*** Available data Section Begins ***
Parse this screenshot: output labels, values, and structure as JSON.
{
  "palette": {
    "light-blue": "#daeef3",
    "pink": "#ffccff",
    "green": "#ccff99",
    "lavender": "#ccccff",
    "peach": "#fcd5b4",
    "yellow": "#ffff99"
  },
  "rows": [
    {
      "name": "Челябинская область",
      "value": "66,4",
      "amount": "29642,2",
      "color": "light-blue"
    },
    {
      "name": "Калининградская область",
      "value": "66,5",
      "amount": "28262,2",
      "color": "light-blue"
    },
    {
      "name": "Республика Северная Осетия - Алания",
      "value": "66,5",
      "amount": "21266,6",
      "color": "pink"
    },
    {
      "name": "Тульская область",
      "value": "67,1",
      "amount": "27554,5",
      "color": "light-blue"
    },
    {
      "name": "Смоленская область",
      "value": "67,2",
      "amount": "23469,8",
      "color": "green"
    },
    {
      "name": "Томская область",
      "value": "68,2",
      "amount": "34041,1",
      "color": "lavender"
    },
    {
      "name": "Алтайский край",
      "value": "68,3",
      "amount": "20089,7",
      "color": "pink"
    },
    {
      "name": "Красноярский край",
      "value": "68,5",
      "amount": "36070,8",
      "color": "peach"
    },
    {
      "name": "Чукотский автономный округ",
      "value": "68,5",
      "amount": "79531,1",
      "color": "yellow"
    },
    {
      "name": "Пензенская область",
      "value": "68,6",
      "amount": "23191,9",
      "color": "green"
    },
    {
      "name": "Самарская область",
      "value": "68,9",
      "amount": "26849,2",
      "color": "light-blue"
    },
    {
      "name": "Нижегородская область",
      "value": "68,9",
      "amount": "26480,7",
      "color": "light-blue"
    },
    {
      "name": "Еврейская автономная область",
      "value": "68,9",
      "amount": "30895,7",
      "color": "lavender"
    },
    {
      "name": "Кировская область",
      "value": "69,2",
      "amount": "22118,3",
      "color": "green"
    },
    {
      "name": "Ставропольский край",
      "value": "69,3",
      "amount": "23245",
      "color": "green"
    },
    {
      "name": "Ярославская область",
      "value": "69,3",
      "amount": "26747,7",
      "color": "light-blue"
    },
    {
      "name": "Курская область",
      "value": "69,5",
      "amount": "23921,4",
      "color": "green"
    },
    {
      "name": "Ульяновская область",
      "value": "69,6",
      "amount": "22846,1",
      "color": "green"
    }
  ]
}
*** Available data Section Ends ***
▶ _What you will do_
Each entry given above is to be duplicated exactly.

▶ _Output of the exercise_
Parse this screenshot: output labels, values, and structure as JSON.
{
  "palette": {
    "light-blue": "#daeef3",
    "pink": "#ffccff",
    "green": "#ccff99",
    "lavender": "#ccccff",
    "peach": "#fcd5b4",
    "yellow": "#ffff99"
  },
  "rows": [
    {
      "name": "Челябинская область",
      "value": "66,4",
      "amount": "29642,2",
      "color": "light-blue"
    },
    {
      "name": "Калининградская область",
      "value": "66,5",
      "amount": "28262,2",
      "color": "light-blue"
    },
    {
      "name": "Республика Северная Осетия - Алания",
      "value": "66,5",
      "amount": "21266,6",
      "color": "pink"
    },
    {
      "name": "Тульская область",
      "value": "67,1",
      "amount": "27554,5",
      "color": "light-blue"
    },
    {
      "name": "Смоленская область",
      "value": "67,2",
      "amount": "23469,8",
      "color": "green"
    },
    {
      "name": "Томская область",
      "value": "68,2",
      "amount": "34041,1",
      "color": "lavender"
    },
    {
      "name": "Алтайский край",
      "value": "68,3",
      "amount": "20089,7",
      "color": "pink"
    },
    {
      "name": "Красноярский край",
      "value": "68,5",
      "amount": "36070,8",
      "color": "peach"
    },
    {
      "name": "Чукотский автономный округ",
      "value": "68,5",
      "amount": "79531,1",
      "color": "yellow"
    },
    {
      "name": "Пензенская область",
      "value": "68,6",
      "amount": "23191,9",
      "color": "green"
    },
    {
      "name": "Самарская область",
      "value": "68,9",
      "amount": "26849,2",
      "color": "light-blue"
    },
    {
      "name": "Нижегородская область",
      "value": "68,9",
      "amount": "26480,7",
      "color": "light-blue"
    },
    {
      "name": "Еврейская автономная область",
      "value": "68,9",
      "amount": "30895,7",
      "color": "lavender"
    },
    {
      "name": "Кировская область",
      "value": "69,2",
      "amount": "22118,3",
      "color": "green"
    },
    {
      "name": "Ставропольский край",
      "value": "69,3",
      "amount": "23245",
      "color": "green"
    },
    {
      "name": "Ярославская область",
      "value": "69,3",
      "amount": "26747,7",
      "color": "light-blue"
    },
    {
      "name": "Курская область",
      "value": "69,5",
      "amount": "23921,4",
      "color": "green"
    },
    {
      "name": "Ульяновская область",
      "value": "69,6",
      "amount": "22846,1",
      "color": "green"
    }
  ]
}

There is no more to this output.